The Districting and Apportionment Commission tasked with setting the state legislative districts for the next 10 years switched positions on two Hi-Line towns today, although it does not appear to change the situation for a Hi-Line senator who will be out of a job in two years due to the redistricting process.
Presiding officer Jim Regnier said the next step for the commission will be to take public comment in a meeting Dec. 19.
The next Legislature will also make recommendations to the commission, with the final decision on any changes made by Regnier.
The commission Thursday approved a compromise motion by presiding officer Jim Regnier to move Malta north into House District 33 north of U. S. Highway 2, and Harlem south into House District 32, which stretches from Rocky Boy’s Indian Reservation in Chouteau County east across the Fort Belknap Indian Reservation into Valley County where it borders the Fort Peck Indian Reservation.
The district is half of the senate district in that area, where redistricting has prevented newly re-elected Sen. Greg Jergeson of Chinook, a Democrat, from keeping his seat in two years if he remains in Chinook.
Jergeson was elected to serve the last half of the term vacated when Sen. Rowlie Hutton, R-Havre, resigned in the middle of the last legislative session, his first. He would have to run for re-election in 2014, but because the new district includes the residence of Sen. John Brenden, R-Scobey, who was just won his four-year seat, Jergeson cannot run in two years. The next election in the district will be in 2016.
In order to run again in 2014, Jergeson would have to move from Chinook into a district with a seat up for election, such as the new district that includes Havre.
The commission voted unanimously for Regnier’s motion, which included adjustments in Cascade County, although both Republican commissioners Linda Vaughey and Jon Bennion said they were submitting a “reluctant” vote in favor.
Bennion said before the vote that he appreciates the effort to reduce deviations in size between districts, which appears to be at a record low for this redistricting, 0.89 percent. The record had been 2.62 percent with the commission in the 1990s.
“I appreciate the responsiveness to the community of Malta, ” Bennion said, adding that he wants to set a high bar for future commissions as far as keeping deviations in districts low.
He said he still is unhappy with the work the commission did with districts in Great Falls. Bennion said the requests made by the Republican side generally were ignored.
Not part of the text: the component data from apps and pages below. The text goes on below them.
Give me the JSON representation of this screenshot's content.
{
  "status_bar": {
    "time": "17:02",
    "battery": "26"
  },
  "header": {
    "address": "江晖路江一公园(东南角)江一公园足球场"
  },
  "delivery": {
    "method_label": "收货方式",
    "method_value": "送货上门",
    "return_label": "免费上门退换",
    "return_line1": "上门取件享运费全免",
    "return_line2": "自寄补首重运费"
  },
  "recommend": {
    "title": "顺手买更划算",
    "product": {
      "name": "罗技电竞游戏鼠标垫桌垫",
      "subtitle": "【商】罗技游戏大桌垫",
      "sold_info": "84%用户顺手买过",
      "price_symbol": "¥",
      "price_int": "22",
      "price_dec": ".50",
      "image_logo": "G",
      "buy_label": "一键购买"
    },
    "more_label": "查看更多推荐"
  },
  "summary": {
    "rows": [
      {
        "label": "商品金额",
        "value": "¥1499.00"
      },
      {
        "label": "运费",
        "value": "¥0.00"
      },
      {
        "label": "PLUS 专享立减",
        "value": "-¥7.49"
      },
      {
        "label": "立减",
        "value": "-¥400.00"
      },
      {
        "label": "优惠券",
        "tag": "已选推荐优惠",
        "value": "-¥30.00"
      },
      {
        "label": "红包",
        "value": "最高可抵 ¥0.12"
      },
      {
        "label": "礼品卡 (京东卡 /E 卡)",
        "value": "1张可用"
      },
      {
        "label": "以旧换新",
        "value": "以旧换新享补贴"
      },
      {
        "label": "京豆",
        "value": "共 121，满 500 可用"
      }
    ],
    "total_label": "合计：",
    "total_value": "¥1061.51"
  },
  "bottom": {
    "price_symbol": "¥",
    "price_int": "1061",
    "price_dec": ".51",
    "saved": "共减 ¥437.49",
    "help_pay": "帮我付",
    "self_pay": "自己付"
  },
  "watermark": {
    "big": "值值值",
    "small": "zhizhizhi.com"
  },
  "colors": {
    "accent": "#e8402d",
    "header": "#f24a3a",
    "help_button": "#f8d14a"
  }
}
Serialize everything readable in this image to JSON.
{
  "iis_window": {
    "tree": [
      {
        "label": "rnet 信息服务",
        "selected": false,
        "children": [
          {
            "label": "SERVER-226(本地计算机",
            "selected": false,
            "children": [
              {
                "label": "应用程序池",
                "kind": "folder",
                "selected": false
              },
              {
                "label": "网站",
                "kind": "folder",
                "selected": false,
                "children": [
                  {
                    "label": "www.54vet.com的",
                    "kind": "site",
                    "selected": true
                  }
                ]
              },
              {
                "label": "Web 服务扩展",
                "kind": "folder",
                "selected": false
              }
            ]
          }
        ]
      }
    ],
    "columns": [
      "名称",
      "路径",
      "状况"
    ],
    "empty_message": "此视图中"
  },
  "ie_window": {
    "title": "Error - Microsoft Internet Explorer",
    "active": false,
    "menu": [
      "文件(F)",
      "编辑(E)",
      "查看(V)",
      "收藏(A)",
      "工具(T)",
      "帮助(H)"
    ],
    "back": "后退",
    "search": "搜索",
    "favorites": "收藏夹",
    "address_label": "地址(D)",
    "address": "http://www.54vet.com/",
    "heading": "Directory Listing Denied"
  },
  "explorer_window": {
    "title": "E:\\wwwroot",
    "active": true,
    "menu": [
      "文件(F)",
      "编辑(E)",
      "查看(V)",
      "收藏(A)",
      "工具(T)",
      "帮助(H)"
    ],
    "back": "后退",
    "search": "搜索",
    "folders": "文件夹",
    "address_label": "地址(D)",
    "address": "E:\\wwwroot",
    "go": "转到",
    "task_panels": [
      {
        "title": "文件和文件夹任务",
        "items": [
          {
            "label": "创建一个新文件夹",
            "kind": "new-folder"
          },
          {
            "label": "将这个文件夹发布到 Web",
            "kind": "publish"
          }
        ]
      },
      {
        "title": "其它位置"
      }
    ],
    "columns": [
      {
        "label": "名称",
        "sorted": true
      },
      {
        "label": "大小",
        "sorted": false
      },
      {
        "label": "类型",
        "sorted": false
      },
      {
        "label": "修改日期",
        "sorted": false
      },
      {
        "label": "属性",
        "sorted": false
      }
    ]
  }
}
“I am frustrated, ” he said. “I still don’t believe that our ideas are being incorporated anywhere, and I (think) that there are substantial political reasons for it. ”
Vaughey said she was disappointed that three changes that were unrelated were put together in one global motion.
“I support the portion of the motion that changes Harlem and Malta’s districting. I am still unhappy with Cascade, ” she said, adding that she agreed with Bennion that reductions in deviation are moving in the right direction and setting a high bar for future commissions.